___ INPUT MATERIAL ___

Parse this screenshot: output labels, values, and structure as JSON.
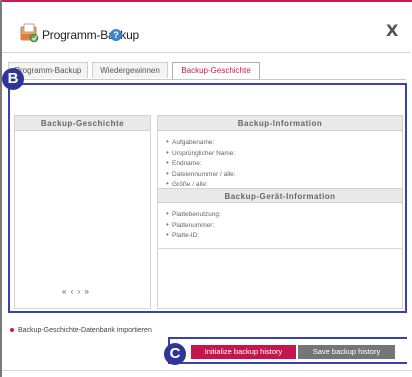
{
  "window": {
    "title": "Programm-Backup",
    "help_icon": "question-icon",
    "close_label": "X"
  },
  "tabs": [
    {
      "label": "Programm-Backup",
      "active": false
    },
    {
      "label": "Wiedergewinnen",
      "active": false
    },
    {
      "label": "Backup-Geschichte",
      "active": true
    }
  ],
  "annotations": {
    "b": "B",
    "c": "C"
  },
  "history_panel": {
    "heading": "Backup-Geschichte",
    "pager": "« ‹ › »"
  },
  "backup_info": {
    "heading": "Backup-Information",
    "items": [
      "Aufgabename:",
      "Ursprünglicher Name:",
      "Endname:",
      "Dateiennummer / alle:",
      "Größe / alle:"
    ]
  },
  "device_info": {
    "heading": "Backup-Gerät-Information",
    "items": [
      "Plattebenutzung:",
      "Plattenummer:",
      "Platte-ID:"
    ]
  },
  "import": {
    "label": "Backup-Geschichte-Datenbank importieren"
  },
  "buttons": {
    "initialize": "Initialize backup history",
    "save": "Save backup history"
  },
  "colors": {
    "accent": "#c8195a",
    "annotation": "#2f3699",
    "save_button": "#757575"
  }
}
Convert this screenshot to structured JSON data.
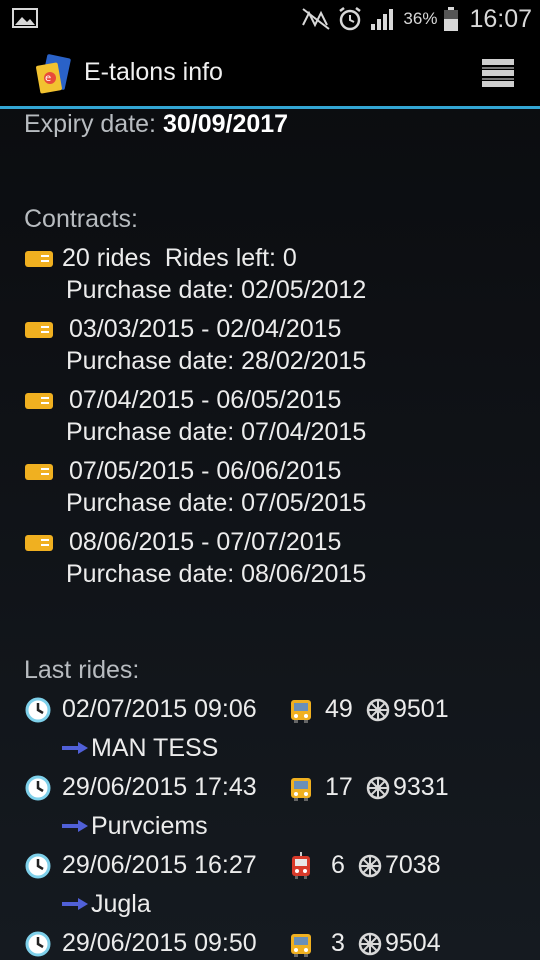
{
  "status_bar": {
    "battery_percent": "36%",
    "time": "16:07",
    "icons": [
      "image-icon",
      "mute-icon",
      "alarm-icon",
      "signal-icon",
      "battery-icon"
    ]
  },
  "app_bar": {
    "title": "E-talons info",
    "icons": [
      "app-logo-icon",
      "menu-icon"
    ]
  },
  "expiry": {
    "label": "Expiry date:",
    "value": "30/09/2017"
  },
  "contracts": {
    "heading": "Contracts:",
    "items": [
      {
        "line1": "20 rides  Rides left: 0",
        "line2": "Purchase date: 02/05/2012"
      },
      {
        "line1": "03/03/2015 - 02/04/2015",
        "line2": "Purchase date: 28/02/2015"
      },
      {
        "line1": "07/04/2015 - 06/05/2015",
        "line2": "Purchase date: 07/04/2015"
      },
      {
        "line1": "07/05/2015 - 06/06/2015",
        "line2": "Purchase date: 07/05/2015"
      },
      {
        "line1": "08/06/2015 - 07/07/2015",
        "line2": "Purchase date: 08/06/2015"
      }
    ]
  },
  "last_rides": {
    "heading": "Last rides:",
    "items": [
      {
        "datetime": "02/07/2015 09:06",
        "vehicle": "trolleybus",
        "route": "49",
        "vehicle_no": "9501",
        "stop": "MAN TESS"
      },
      {
        "datetime": "29/06/2015 17:43",
        "vehicle": "trolleybus",
        "route": "17",
        "vehicle_no": "9331",
        "stop": "Purvciems"
      },
      {
        "datetime": "29/06/2015 16:27",
        "vehicle": "tram",
        "route": "6",
        "vehicle_no": "7038",
        "stop": "Jugla"
      },
      {
        "datetime": "29/06/2015 09:50",
        "vehicle": "trolleybus",
        "route": "3",
        "vehicle_no": "9504",
        "stop": ""
      }
    ]
  },
  "colors": {
    "accent": "#33a6d4",
    "ticket": "#f0b020",
    "clock": "#7ed0ea",
    "arrow": "#5060d8"
  }
}
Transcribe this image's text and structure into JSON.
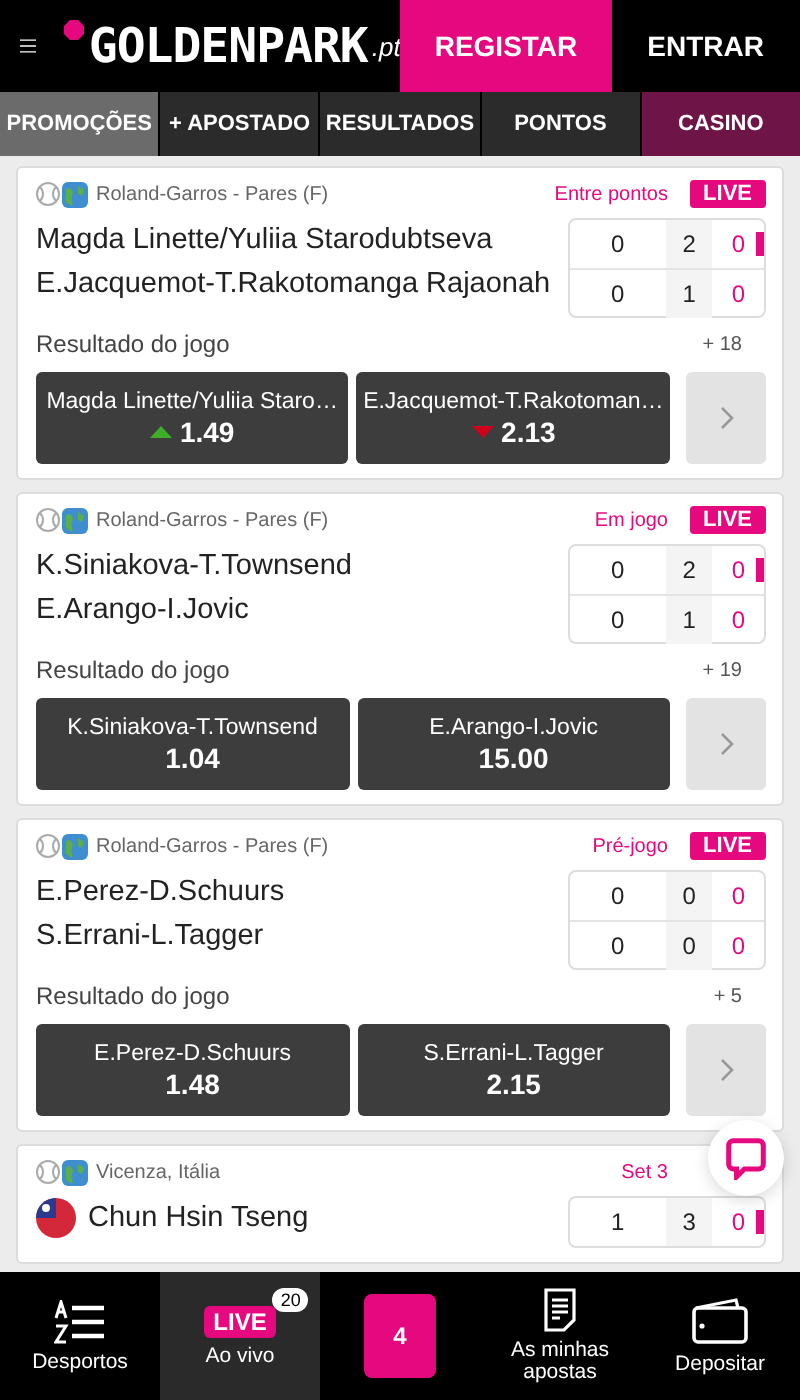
{
  "header": {
    "logo": "GOLDENPARK",
    "logo_suffix": ".pt",
    "buttons": [
      {
        "label": "REGISTAR",
        "kind": "primary"
      },
      {
        "label": "ENTRAR",
        "kind": "plain"
      }
    ]
  },
  "tabs": [
    {
      "label": "PROMOÇÕES",
      "selected": true,
      "kind": "normal"
    },
    {
      "label": "+ APOSTADO",
      "selected": false,
      "kind": "normal"
    },
    {
      "label": "RESULTADOS",
      "selected": false,
      "kind": "normal"
    },
    {
      "label": "PONTOS",
      "selected": false,
      "kind": "normal"
    },
    {
      "label": "CASINO",
      "selected": false,
      "kind": "casino"
    }
  ],
  "events": [
    {
      "competition": "Roland-Garros - Pares (F)",
      "status": "Entre pontos",
      "live_badge": "LIVE",
      "teams": [
        {
          "name": "Magda Linette/Yuliia Starodubtseva",
          "serving": true,
          "scores": [
            "0",
            "2",
            "0"
          ]
        },
        {
          "name": "E.Jacquemot-T.Rakotomanga Rajaonah",
          "serving": false,
          "scores": [
            "0",
            "1",
            "0"
          ]
        }
      ],
      "market": "Resultado do jogo",
      "more": "+ 18",
      "odds": [
        {
          "label": "Magda Linette/Yuliia Staro…",
          "price": "1.49",
          "rising": true
        },
        {
          "label": "E.Jacquemot-T.Rakotoman…",
          "price": "2.13",
          "rising": false
        }
      ]
    },
    {
      "competition": "Roland-Garros - Pares (F)",
      "status": "Em jogo",
      "live_badge": "LIVE",
      "teams": [
        {
          "name": "K.Siniakova-T.Townsend",
          "serving": true,
          "scores": [
            "0",
            "2",
            "0"
          ]
        },
        {
          "name": "E.Arango-I.Jovic",
          "serving": false,
          "scores": [
            "0",
            "1",
            "0"
          ]
        }
      ],
      "market": "Resultado do jogo",
      "more": "+ 19",
      "odds": [
        {
          "label": "K.Siniakova-T.Townsend",
          "price": "1.04"
        },
        {
          "label": "E.Arango-I.Jovic",
          "price": "15.00"
        }
      ]
    },
    {
      "competition": "Roland-Garros - Pares (F)",
      "status": "Pré-jogo",
      "live_badge": "LIVE",
      "teams": [
        {
          "name": "E.Perez-D.Schuurs",
          "serving": false,
          "scores": [
            "0",
            "0",
            "0"
          ]
        },
        {
          "name": "S.Errani-L.Tagger",
          "serving": false,
          "scores": [
            "0",
            "0",
            "0"
          ]
        }
      ],
      "market": "Resultado do jogo",
      "more": "+ 5",
      "odds": [
        {
          "label": "E.Perez-D.Schuurs",
          "price": "1.48"
        },
        {
          "label": "S.Errani-L.Tagger",
          "price": "2.15"
        }
      ]
    },
    {
      "competition": "Vicenza, Itália",
      "status": "Set 3",
      "teams": [
        {
          "name": "Chun Hsin Tseng",
          "flag": true,
          "serving": true,
          "scores": [
            "1",
            "3",
            "0"
          ]
        }
      ]
    }
  ],
  "bottom_nav": [
    {
      "label": "Desportos",
      "kind": "az",
      "selected": false
    },
    {
      "label": "Ao vivo",
      "kind": "live",
      "badge_text": "LIVE",
      "count": "20",
      "selected": true
    },
    {
      "kind": "betslip",
      "count": "4",
      "selected": false
    },
    {
      "label": "As minhas apostas",
      "kind": "bets",
      "selected": false
    },
    {
      "label": "Depositar",
      "kind": "wallet",
      "selected": false
    }
  ]
}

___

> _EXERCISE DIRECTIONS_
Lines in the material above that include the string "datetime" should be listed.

> _RESPONSE AREA_
        "datetime": "02/07/2015 09:06",
        "datetime": "29/06/2015 17:43",
        "datetime": "29/06/2015 16:27",
        "datetime": "29/06/2015 09:50",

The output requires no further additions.